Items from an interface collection
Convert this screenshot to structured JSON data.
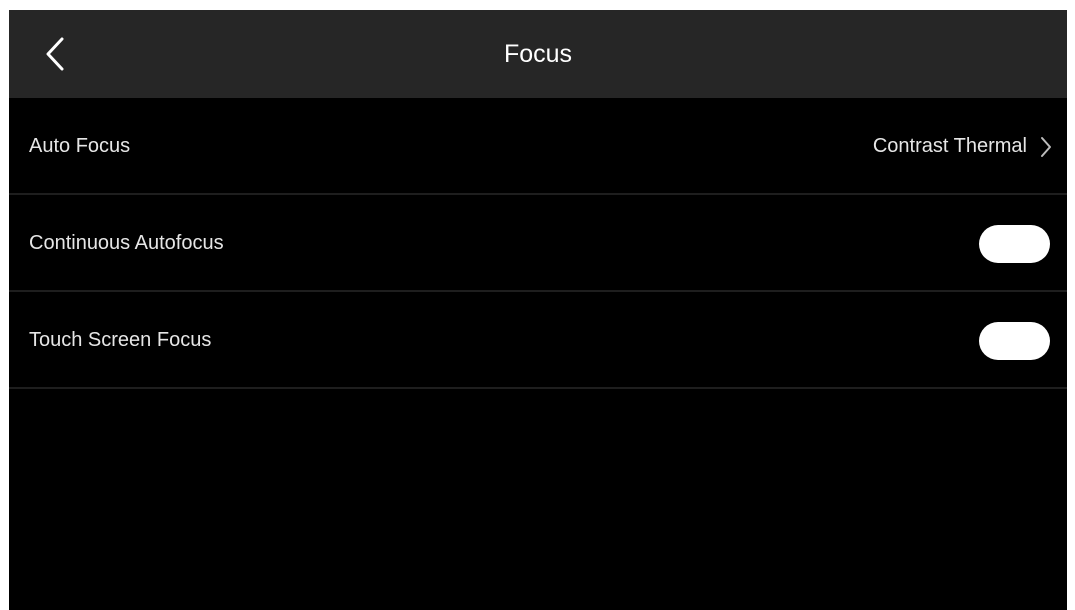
{
  "header": {
    "title": "Focus",
    "back_icon": "chevron-left-icon"
  },
  "settings": [
    {
      "label": "Auto Focus",
      "value": "Contrast Thermal",
      "control": "disclosure",
      "icon": "chevron-right-icon"
    },
    {
      "label": "Continuous Autofocus",
      "control": "toggle",
      "state": "off"
    },
    {
      "label": "Touch Screen Focus",
      "control": "toggle",
      "state": "off"
    }
  ],
  "colors": {
    "header_bg": "#262626",
    "screen_bg": "#000000",
    "text": "#e6e6e6",
    "toggle_fill": "#ffffff",
    "divider": "#1e1e1e"
  }
}
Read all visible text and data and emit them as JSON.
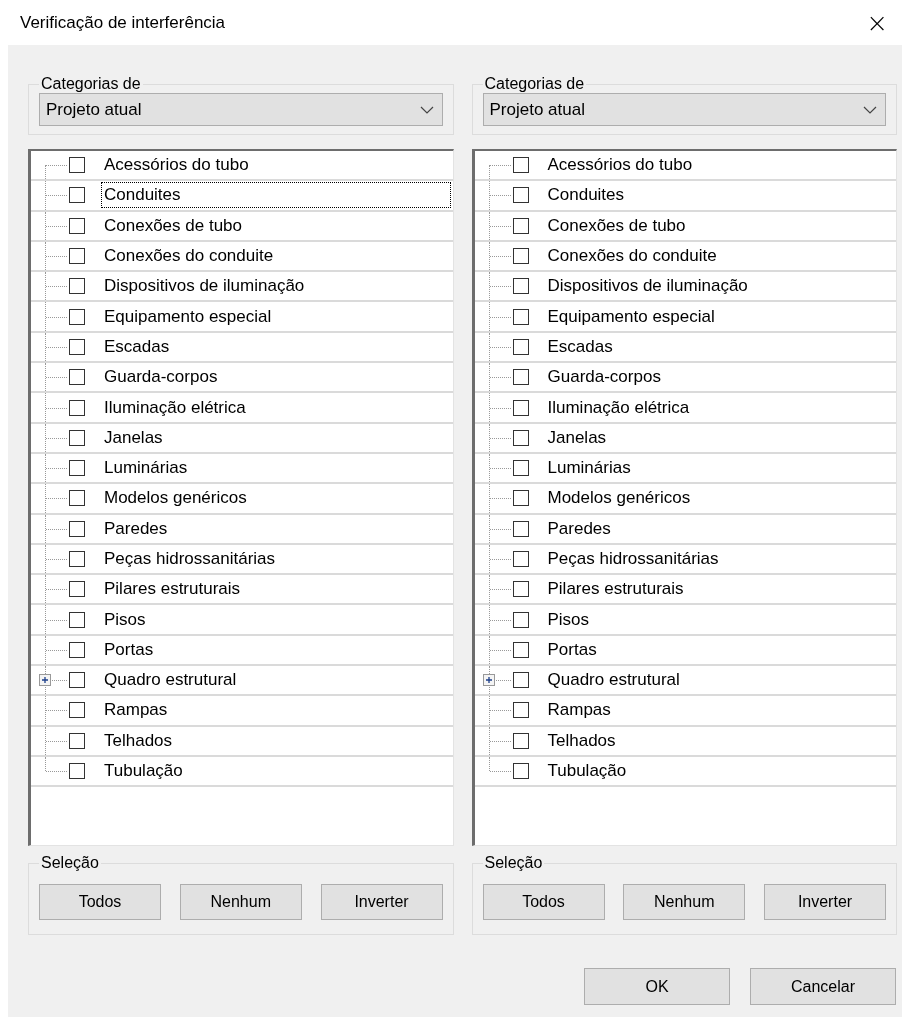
{
  "window": {
    "title": "Verificação de interferência",
    "close": "×"
  },
  "panels": [
    {
      "group_label": "Categorias de",
      "source": "Projeto atual",
      "items": [
        {
          "label": "Acessórios do tubo",
          "kind": "leaf",
          "checked": false,
          "focused": false
        },
        {
          "label": "Conduites",
          "kind": "leaf",
          "checked": false,
          "focused": true
        },
        {
          "label": "Conexões de tubo",
          "kind": "leaf",
          "checked": false,
          "focused": false
        },
        {
          "label": "Conexões do conduite",
          "kind": "leaf",
          "checked": false,
          "focused": false
        },
        {
          "label": "Dispositivos de iluminação",
          "kind": "leaf",
          "checked": false,
          "focused": false
        },
        {
          "label": "Equipamento especial",
          "kind": "leaf",
          "checked": false,
          "focused": false
        },
        {
          "label": "Escadas",
          "kind": "leaf",
          "checked": false,
          "focused": false
        },
        {
          "label": "Guarda-corpos",
          "kind": "leaf",
          "checked": false,
          "focused": false
        },
        {
          "label": "Iluminação elétrica",
          "kind": "leaf",
          "checked": false,
          "focused": false
        },
        {
          "label": "Janelas",
          "kind": "leaf",
          "checked": false,
          "focused": false
        },
        {
          "label": "Luminárias",
          "kind": "leaf",
          "checked": false,
          "focused": false
        },
        {
          "label": "Modelos genéricos",
          "kind": "leaf",
          "checked": false,
          "focused": false
        },
        {
          "label": "Paredes",
          "kind": "leaf",
          "checked": false,
          "focused": false
        },
        {
          "label": "Peças hidrossanitárias",
          "kind": "leaf",
          "checked": false,
          "focused": false
        },
        {
          "label": "Pilares estruturais",
          "kind": "leaf",
          "checked": false,
          "focused": false
        },
        {
          "label": "Pisos",
          "kind": "leaf",
          "checked": false,
          "focused": false
        },
        {
          "label": "Portas",
          "kind": "leaf",
          "checked": false,
          "focused": false
        },
        {
          "label": "Quadro estrutural",
          "kind": "group",
          "checked": false,
          "focused": false
        },
        {
          "label": "Rampas",
          "kind": "leaf",
          "checked": false,
          "focused": false
        },
        {
          "label": "Telhados",
          "kind": "leaf",
          "checked": false,
          "focused": false
        },
        {
          "label": "Tubulação",
          "kind": "leaf",
          "checked": false,
          "focused": false
        }
      ],
      "selection_label": "Seleção",
      "selection_buttons": [
        "Todos",
        "Nenhum",
        "Inverter"
      ]
    },
    {
      "group_label": "Categorias de",
      "source": "Projeto atual",
      "items": [
        {
          "label": "Acessórios do tubo",
          "kind": "leaf",
          "checked": false,
          "focused": false
        },
        {
          "label": "Conduites",
          "kind": "leaf",
          "checked": false,
          "focused": false
        },
        {
          "label": "Conexões de tubo",
          "kind": "leaf",
          "checked": false,
          "focused": false
        },
        {
          "label": "Conexões do conduite",
          "kind": "leaf",
          "checked": false,
          "focused": false
        },
        {
          "label": "Dispositivos de iluminação",
          "kind": "leaf",
          "checked": false,
          "focused": false
        },
        {
          "label": "Equipamento especial",
          "kind": "leaf",
          "checked": false,
          "focused": false
        },
        {
          "label": "Escadas",
          "kind": "leaf",
          "checked": false,
          "focused": false
        },
        {
          "label": "Guarda-corpos",
          "kind": "leaf",
          "checked": false,
          "focused": false
        },
        {
          "label": "Iluminação elétrica",
          "kind": "leaf",
          "checked": false,
          "focused": false
        },
        {
          "label": "Janelas",
          "kind": "leaf",
          "checked": false,
          "focused": false
        },
        {
          "label": "Luminárias",
          "kind": "leaf",
          "checked": false,
          "focused": false
        },
        {
          "label": "Modelos genéricos",
          "kind": "leaf",
          "checked": false,
          "focused": false
        },
        {
          "label": "Paredes",
          "kind": "leaf",
          "checked": false,
          "focused": false
        },
        {
          "label": "Peças hidrossanitárias",
          "kind": "leaf",
          "checked": false,
          "focused": false
        },
        {
          "label": "Pilares estruturais",
          "kind": "leaf",
          "checked": false,
          "focused": false
        },
        {
          "label": "Pisos",
          "kind": "leaf",
          "checked": false,
          "focused": false
        },
        {
          "label": "Portas",
          "kind": "leaf",
          "checked": false,
          "focused": false
        },
        {
          "label": "Quadro estrutural",
          "kind": "group",
          "checked": false,
          "focused": false
        },
        {
          "label": "Rampas",
          "kind": "leaf",
          "checked": false,
          "focused": false
        },
        {
          "label": "Telhados",
          "kind": "leaf",
          "checked": false,
          "focused": false
        },
        {
          "label": "Tubulação",
          "kind": "leaf",
          "checked": false,
          "focused": false
        }
      ],
      "selection_label": "Seleção",
      "selection_buttons": [
        "Todos",
        "Nenhum",
        "Inverter"
      ]
    }
  ],
  "buttons": [
    "OK",
    "Cancelar"
  ]
}
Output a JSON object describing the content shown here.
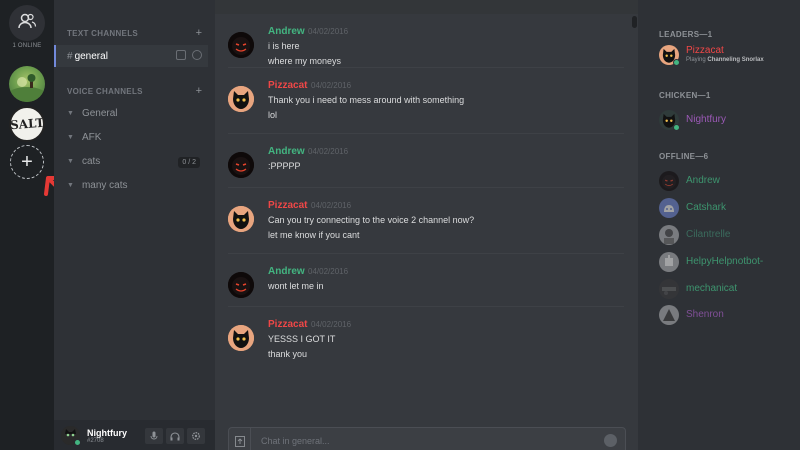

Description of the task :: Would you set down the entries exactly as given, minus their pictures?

Answer box ::
Convert this screenshot to structured JSON data.
{
  "header": {
    "title": "Focus",
    "back_icon": "chevron-left-icon"
  },
  "settings": [
    {
      "label": "Auto Focus",
      "value": "Contrast Thermal",
      "control": "disclosure",
      "icon": "chevron-right-icon"
    },
    {
      "label": "Continuous Autofocus",
      "control": "toggle",
      "state": "off"
    },
    {
      "label": "Touch Screen Focus",
      "control": "toggle",
      "state": "off"
    }
  ],
  "colors": {
    "header_bg": "#262626",
    "screen_bg": "#000000",
    "text": "#e6e6e6",
    "toggle_fill": "#ffffff",
    "divider": "#1e1e1e"
  }
}
Read all visible text and data and emit them as JSON.
{
  "window": {
    "title": "Verificação de interferência",
    "close": "×"
  },
  "panels": [
    {
      "group_label": "Categorias de",
      "source": "Projeto atual",
      "items": [
        {
          "label": "Acessórios do tubo",
          "kind": "leaf",
          "checked": false,
          "focused": false
        },
        {
          "label": "Conduites",
          "kind": "leaf",
          "checked": false,
          "focused": true
        },
        {
          "label": "Conexões de tubo",
          "kind": "leaf",
          "checked": false,
          "focused": false
        },
        {
          "label": "Conexões do conduite",
          "kind": "leaf",
          "checked": false,
          "focused": false
        },
        {
          "label": "Dispositivos de iluminação",
          "kind": "leaf",
          "checked": false,
          "focused": false
        },
        {
          "label": "Equipamento especial",
          "kind": "leaf",
          "checked": false,
          "focused": false
        },
        {
          "label": "Escadas",
          "kind": "leaf",
          "checked": false,
          "focused": false
        },
        {
          "label": "Guarda-corpos",
          "kind": "leaf",
          "checked": false,
          "focused": false
        },
        {
          "label": "Iluminação elétrica",
          "kind": "leaf",
          "checked": false,
          "focused": false
        },
        {
          "label": "Janelas",
          "kind": "leaf",
          "checked": false,
          "focused": false
        },
        {
          "label": "Luminárias",
          "kind": "leaf",
          "checked": false,
          "focused": false
        },
        {
          "label": "Modelos genéricos",
          "kind": "leaf",
          "checked": false,
          "focused": false
        },
        {
          "label": "Paredes",
          "kind": "leaf",
          "checked": false,
          "focused": false
        },
        {
          "label": "Peças hidrossanitárias",
          "kind": "leaf",
          "checked": false,
          "focused": false
        },
        {
          "label": "Pilares estruturais",
          "kind": "leaf",
          "checked": false,
          "focused": false
        },
        {
          "label": "Pisos",
          "kind": "leaf",
          "checked": false,
          "focused": false
        },
        {
          "label": "Portas",
          "kind": "leaf",
          "checked": false,
          "focused": false
        },
        {
          "label": "Quadro estrutural",
          "kind": "group",
          "checked": false,
          "focused": false
        },
        {
          "label": "Rampas",
          "kind": "leaf",
          "checked": false,
          "focused": false
        },
        {
          "label": "Telhados",
          "kind": "leaf",
          "checked": false,
          "focused": false
        },
        {
          "label": "Tubulação",
          "kind": "leaf",
          "checked": false,
          "focused": false
        }
      ],
      "selection_label": "Seleção",
      "selection_buttons": [
        "Todos",
        "Nenhum",
        "Inverter"
      ]
    },
    {
      "group_label": "Categorias de",
      "source": "Projeto atual",
      "items": [
        {
          "label": "Acessórios do tubo",
          "kind": "leaf",
          "checked": false,
          "focused": false
        },
        {
          "label": "Conduites",
          "kind": "leaf",
          "checked": false,
          "focused": false
        },
        {
          "label": "Conexões de tubo",
          "kind": "leaf",
          "checked": false,
          "focused": false
        },
        {
          "label": "Conexões do conduite",
          "kind": "leaf",
          "checked": false,
          "focused": false
        },
        {
          "label": "Dispositivos de iluminação",
          "kind": "leaf",
          "checked": false,
          "focused": false
        },
        {
          "label": "Equipamento especial",
          "kind": "leaf",
          "checked": false,
          "focused": false
        },
        {
          "label": "Escadas",
          "kind": "leaf",
          "checked": false,
          "focused": false
        },
        {
          "label": "Guarda-corpos",
          "kind": "leaf",
          "checked": false,
          "focused": false
        },
        {
          "label": "Iluminação elétrica",
          "kind": "leaf",
          "checked": false,
          "focused": false
        },
        {
          "label": "Janelas",
          "kind": "leaf",
          "checked": false,
          "focused": false
        },
        {
          "label": "Luminárias",
          "kind": "leaf",
          "checked": false,
          "focused": false
        },
        {
          "label": "Modelos genéricos",
          "kind": "leaf",
          "checked": false,
          "focused": false
        },
        {
          "label": "Paredes",
          "kind": "leaf",
          "checked": false,
          "focused": false
        },
        {
          "label": "Peças hidrossanitárias",
          "kind": "leaf",
          "checked": false,
          "focused": false
        },
        {
          "label": "Pilares estruturais",
          "kind": "leaf",
          "checked": false,
          "focused": false
        },
        {
          "label": "Pisos",
          "kind": "leaf",
          "checked": false,
          "focused": false
        },
        {
          "label": "Portas",
          "kind": "leaf",
          "checked": false,
          "focused": false
        },
        {
          "label": "Quadro estrutural",
          "kind": "group",
          "checked": false,
          "focused": false
        },
        {
          "label": "Rampas",
          "kind": "leaf",
          "checked": false,
          "focused": false
        },
        {
          "label": "Telhados",
          "kind": "leaf",
          "checked": false,
          "focused": false
        },
        {
          "label": "Tubulação",
          "kind": "leaf",
          "checked": false,
          "focused": false
        }
      ],
      "selection_label": "Seleção",
      "selection_buttons": [
        "Todos",
        "Nenhum",
        "Inverter"
      ]
    }
  ],
  "buttons": [
    "OK",
    "Cancelar"
  ]
}
Output a JSON object describing the content shown here.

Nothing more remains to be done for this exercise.